Only lines holding "Thursday" are wanted; copy each of them from the records below.

+--

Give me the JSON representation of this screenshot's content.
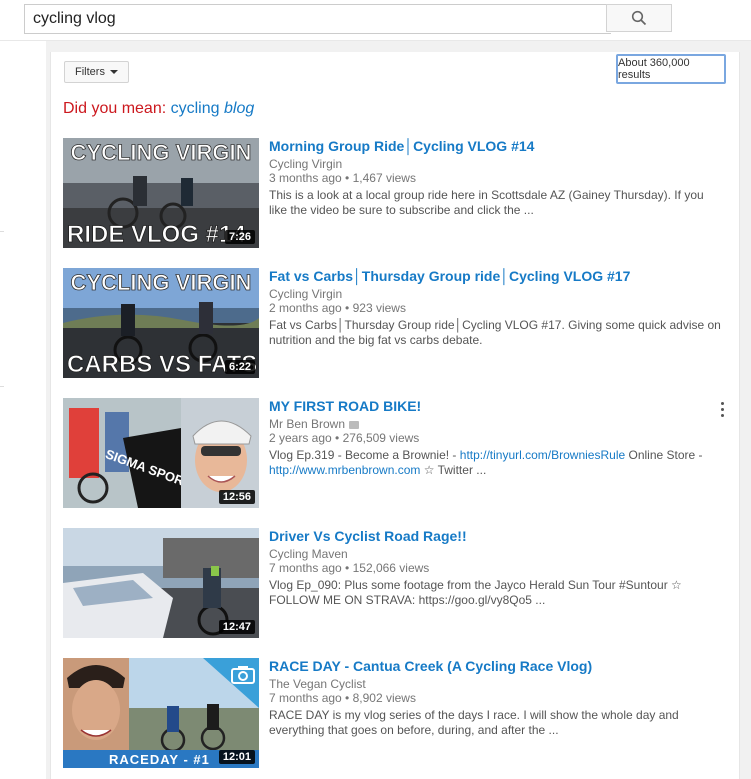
{
  "search": {
    "query": "cycling vlog"
  },
  "toolbar": {
    "filters_label": "Filters",
    "results_count": "About 360,000 results"
  },
  "suggestion": {
    "label": "Did you mean:",
    "plain": "cycling",
    "italic": "blog"
  },
  "colors": {
    "link": "#167ac6",
    "red": "#cc181e",
    "meta": "#767676"
  },
  "results": [
    {
      "title": "Morning Group Ride│Cycling VLOG #14",
      "channel": "Cycling Virgin",
      "age": "3 months ago",
      "views": "1,467 views",
      "desc1": "This is a look at a local group ride here in Scottsdale AZ (Gainey Thursday). If you like the video be sure to subscribe and click the ...",
      "duration": "7:26",
      "thumb_top": "CYCLING VIRGIN",
      "thumb_bottom": "RIDE VLOG #14"
    },
    {
      "title": "Fat vs Carbs│Thursday Group ride│Cycling VLOG #17",
      "channel": "Cycling Virgin",
      "age": "2 months ago",
      "views": "923 views",
      "desc1": "Fat vs Carbs│Thursday Group ride│Cycling VLOG #17. Giving some quick advise on nutrition and the big fat vs carbs debate.",
      "duration": "6:22",
      "thumb_top": "CYCLING VIRGIN",
      "thumb_bottom": "CARBS VS FATS"
    },
    {
      "title": "MY FIRST ROAD BIKE!",
      "channel": "Mr Ben Brown",
      "age": "2 years ago",
      "views": "276,509 views",
      "desc_prefix": "Vlog Ep.319 - Become a Brownie! - ",
      "desc_link1": "http://tinyurl.com/BrowniesRule",
      "desc_mid": " Online Store - ",
      "desc_link2": "http://www.mrbenbrown.com",
      "desc_suffix": " ☆ Twitter ...",
      "duration": "12:56",
      "thumb_sign": "SIGMA SPORT"
    },
    {
      "title": "Driver Vs Cyclist Road Rage!!",
      "channel": "Cycling Maven",
      "age": "7 months ago",
      "views": "152,066 views",
      "desc1": "Vlog Ep_090: Plus some footage from the Jayco Herald Sun Tour #Suntour ☆ FOLLOW ME ON STRAVA: https://goo.gl/vy8Qo5 ...",
      "duration": "12:47"
    },
    {
      "title": "RACE DAY - Cantua Creek (A Cycling Race Vlog)",
      "channel": "The Vegan Cyclist",
      "age": "7 months ago",
      "views": "8,902 views",
      "desc1": "RACE DAY is my vlog series of the days I race. I will show the whole day and everything that goes on before, during, and after the ...",
      "duration": "12:01",
      "thumb_banner": "RACEDAY - #1"
    }
  ],
  "icons": {
    "search": "search-icon",
    "menu": "more-vert-icon",
    "camera": "camera-icon",
    "verified": "verified-badge-icon"
  }
}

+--

> **WRITTEN ANSWER**
      "desc1": "This is a look at a local group ride here in Scottsdale AZ (Gainey Thursday). If you like the video be sure to subscribe and click the ...",
      "title": "Fat vs Carbs│Thursday Group ride│Cycling VLOG #17",
      "desc1": "Fat vs Carbs│Thursday Group ride│Cycling VLOG #17. Giving some quick advise on nutrition and the big fat vs carbs debate.",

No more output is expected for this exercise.